Supreme Court Justice Ruth Bader Ginsburg has been hospitalized with three broken ribs. Ginsburg–all-around political (not to mention fitness) badass, if we may add–is said to have fallen in her office Wednesday evening.
Although she was able to return home after her fall, nighttime discomfort sent 85-year-old Ginsburg to George Washington University Hospital Thursday morning, the New York Times reported.
According to the Times, the Supreme Court is next scheduled to convene on November 26, leaving Ginsburg some time to recover before heading back to work. As you might remember, this isn’t her first time facing down a rib fracture: She cracked two in June 2012–and didn’t miss any work. Heck, the woman returned to work less than three weeks after having cancer surgery!

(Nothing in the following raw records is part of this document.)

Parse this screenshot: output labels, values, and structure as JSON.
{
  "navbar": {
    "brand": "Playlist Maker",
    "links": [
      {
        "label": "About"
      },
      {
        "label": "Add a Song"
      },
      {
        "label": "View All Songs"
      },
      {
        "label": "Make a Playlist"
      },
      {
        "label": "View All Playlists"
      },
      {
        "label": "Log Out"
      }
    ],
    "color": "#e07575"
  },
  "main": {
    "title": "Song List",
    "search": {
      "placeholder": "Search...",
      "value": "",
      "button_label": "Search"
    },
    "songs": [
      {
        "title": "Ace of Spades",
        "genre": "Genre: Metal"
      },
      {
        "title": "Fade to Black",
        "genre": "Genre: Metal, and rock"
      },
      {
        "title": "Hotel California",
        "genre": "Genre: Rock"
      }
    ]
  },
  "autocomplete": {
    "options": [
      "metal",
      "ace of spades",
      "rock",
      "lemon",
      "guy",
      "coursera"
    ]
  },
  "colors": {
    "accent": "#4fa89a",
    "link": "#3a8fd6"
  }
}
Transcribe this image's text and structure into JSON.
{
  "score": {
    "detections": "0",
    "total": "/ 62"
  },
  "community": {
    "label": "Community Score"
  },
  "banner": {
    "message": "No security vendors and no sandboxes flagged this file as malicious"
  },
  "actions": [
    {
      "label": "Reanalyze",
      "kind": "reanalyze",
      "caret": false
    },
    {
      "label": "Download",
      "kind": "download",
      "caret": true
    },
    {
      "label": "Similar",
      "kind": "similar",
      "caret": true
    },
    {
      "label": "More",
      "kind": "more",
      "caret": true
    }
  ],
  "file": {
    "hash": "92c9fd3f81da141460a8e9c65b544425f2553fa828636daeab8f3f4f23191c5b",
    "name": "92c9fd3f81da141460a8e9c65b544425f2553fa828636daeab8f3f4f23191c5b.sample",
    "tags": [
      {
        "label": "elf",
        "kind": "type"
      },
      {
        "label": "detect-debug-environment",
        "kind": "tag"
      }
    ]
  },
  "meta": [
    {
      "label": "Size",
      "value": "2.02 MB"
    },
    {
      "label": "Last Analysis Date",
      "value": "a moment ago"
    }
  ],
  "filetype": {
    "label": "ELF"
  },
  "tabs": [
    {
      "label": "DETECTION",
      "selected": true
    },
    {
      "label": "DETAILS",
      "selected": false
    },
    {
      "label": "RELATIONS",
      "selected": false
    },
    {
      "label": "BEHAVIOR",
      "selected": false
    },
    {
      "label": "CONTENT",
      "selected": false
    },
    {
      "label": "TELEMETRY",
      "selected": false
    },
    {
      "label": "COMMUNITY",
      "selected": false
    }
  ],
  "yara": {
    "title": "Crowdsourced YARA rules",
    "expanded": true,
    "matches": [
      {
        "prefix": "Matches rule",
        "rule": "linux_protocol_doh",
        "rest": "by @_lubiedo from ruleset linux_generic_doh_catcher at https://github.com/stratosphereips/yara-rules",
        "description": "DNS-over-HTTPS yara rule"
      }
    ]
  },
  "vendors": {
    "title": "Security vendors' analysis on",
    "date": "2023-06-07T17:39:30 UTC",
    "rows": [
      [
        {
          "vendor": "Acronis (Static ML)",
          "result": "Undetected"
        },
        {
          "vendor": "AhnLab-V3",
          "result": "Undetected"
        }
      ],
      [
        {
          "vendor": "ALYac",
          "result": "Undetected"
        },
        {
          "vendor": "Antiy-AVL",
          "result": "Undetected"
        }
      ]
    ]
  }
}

So what kind of recovery is Ginsburg facing this time around? Most broken ribs heal just fine on their own–at home–in around six weeks, according to the Mayo Clinic. Unlike with, say, a broken arm, cracked ribs won’t garner anyone a sling or a cast, but Ginsburg likely needs to limit certain activities to speed healing. That can be tricky, considering actions as simple and as necessary as taking a deep breath or bending or twisting can worsen the pain. Depending on how severe that discomfort is, doctors might recommend applying ice and over-the-counter or prescription pain medications.
In some cases, broken ribs can lead to complications like a punctured lung or–if the pain keeps a person from breathing deeply–lung infections like pneumonia. Doctors often coach patients with rib fractures through breathing exercises that can help prevent infections–and, in fact, returning to certain everyday activities once the pain is under control can be a key part of recovery, according to Mount Sinai.
It will likely take some time until Ginsburg is cleared to get back to those push-ups she’s famous for. But her impressive exercise routine is one of the best ways to help ward off age-related health issues, including osteoporosis, which could put someone at higher risk of breaking a rib or other bones. In the meantime, we’re doing a set of push-ups in her honor–and wishing her a speedy recovery.
To get our top stories delivered to your inbox, sign up for the Healthy Living newsletter
Source: Read Full Article